The decision to shelve plans for the full redevelopment of the JCC’s site has led to fresh questions as to whether a new building is necessary at all.
Walter Goldsmith, vice-president of the Jewish Music Institute and chair of the Simcha on the Square festival, is among those who believe that the JCC should remain a “virtual” centre, organising events in different venues.
He said: “Their programming seems to be very good and well-supported. I don’t see why they need a building.”
Allan Morgenthau, vice-president of the London Jewish Cultural Centre, which opened its own premises in Golders Green, North-West London in 2005, said the JCC had done “some brilliant programming, They have put a fresh dynamic into the cultural scene and everyone has benefited from it.”

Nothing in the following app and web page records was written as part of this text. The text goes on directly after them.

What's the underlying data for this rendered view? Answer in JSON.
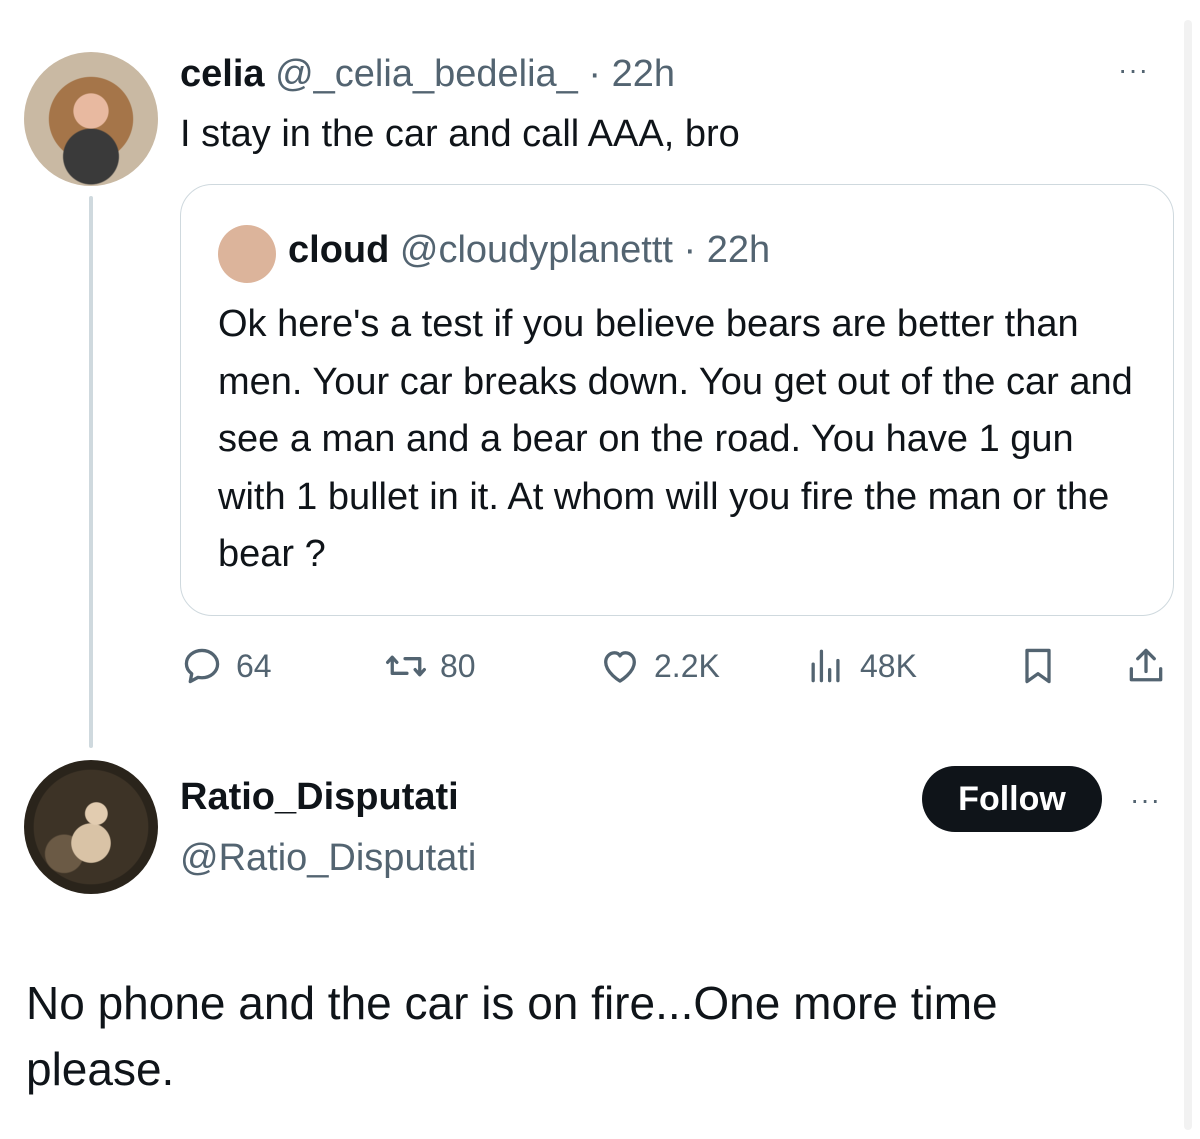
{
  "main_tweet": {
    "name": "celia",
    "handle": "@_celia_bedelia_",
    "separator": " · ",
    "time": "22h",
    "text": "I stay in the car and call AAA, bro",
    "more_label": "···"
  },
  "quoted_tweet": {
    "name": "cloud",
    "handle": "@cloudyplanettt",
    "separator": " · ",
    "time": "22h",
    "text": "Ok here's a test if you believe bears are better than men. Your car breaks down. You get out of the car and see a man and a bear on the road. You have 1 gun with 1 bullet in it. At whom will you fire the man or the bear ?"
  },
  "actions": {
    "replies": "64",
    "reposts": "80",
    "likes": "2.2K",
    "views": "48K"
  },
  "reply_tweet": {
    "name": "Ratio_Disputati",
    "handle": "@Ratio_Disputati",
    "follow_label": "Follow",
    "more_label": "···",
    "text": "No phone and the car is on fire...One more time please."
  },
  "icons": {
    "reply": "speech-bubble-icon",
    "repost": "repost-arrows-icon",
    "like": "heart-icon",
    "views": "bar-chart-icon",
    "bookmark": "bookmark-icon",
    "share": "share-upload-icon",
    "more": "ellipsis-icon"
  },
  "colors": {
    "text": "#0f1419",
    "secondary": "#536471",
    "border": "#cfd9de",
    "follow_bg": "#0f1419"
  }
}
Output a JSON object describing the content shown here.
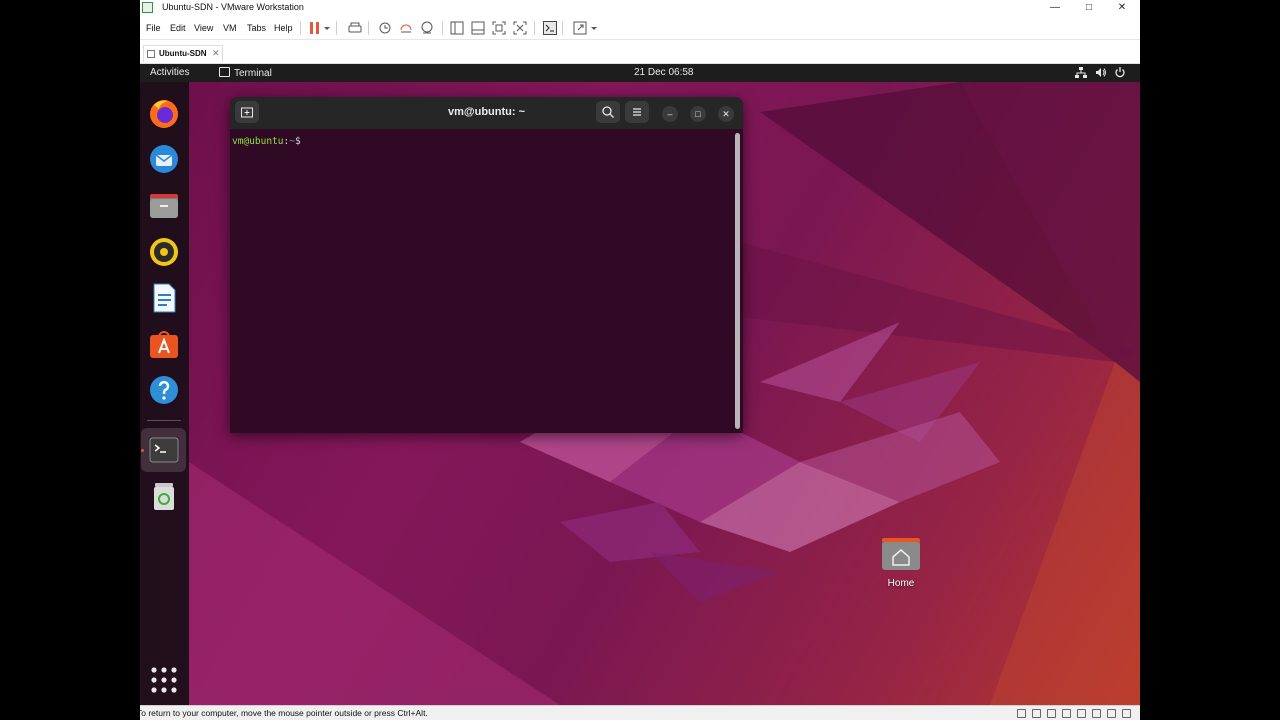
{
  "window": {
    "title": "Ubuntu-SDN - VMware Workstation",
    "controls": {
      "minimize": "—",
      "maximize": "□",
      "close": "✕"
    }
  },
  "menubar": {
    "items": [
      "File",
      "Edit",
      "View",
      "VM",
      "Tabs",
      "Help"
    ]
  },
  "toolbar": {
    "icons": [
      "pause-icon",
      "send-ctrl-alt-del-icon",
      "snapshot-icon",
      "revert-snapshot-icon",
      "snapshot-manager-icon",
      "library-icon",
      "thumbnail-icon",
      "full-screen-icon",
      "unity-icon",
      "console-view-icon",
      "stretch-icon"
    ],
    "accent": "#e4573b"
  },
  "tab": {
    "label": "Ubuntu-SDN",
    "close": "✕"
  },
  "ubuntu": {
    "activities": "Activities",
    "active_app": "Terminal",
    "clock": "21 Dec  06:58",
    "tray": [
      "network-icon",
      "volume-icon",
      "power-icon"
    ],
    "dock": [
      "firefox-icon",
      "thunderbird-icon",
      "files-icon",
      "rhythmbox-icon",
      "libreoffice-writer-icon",
      "app-center-icon",
      "help-icon",
      "terminal-icon",
      "trash-icon",
      "show-apps-icon"
    ],
    "accent": "#e95420"
  },
  "terminal": {
    "title": "vm@ubuntu: ~",
    "prompt_user": "vm@ubuntu",
    "prompt_colon": ":",
    "prompt_path": "~",
    "prompt_symbol": "$",
    "background": "#300a24"
  },
  "desktop": {
    "home_label": "Home"
  },
  "statusbar": {
    "message": "To return to your computer, move the mouse pointer outside or press Ctrl+Alt."
  }
}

But, he added, “If they have done so well with virtual programming, it questions the need for London to have another physical building.”
LJCC chief executive Trudy Gold said it “would have cost a phenomenal amount to run” and she had never believed it viable.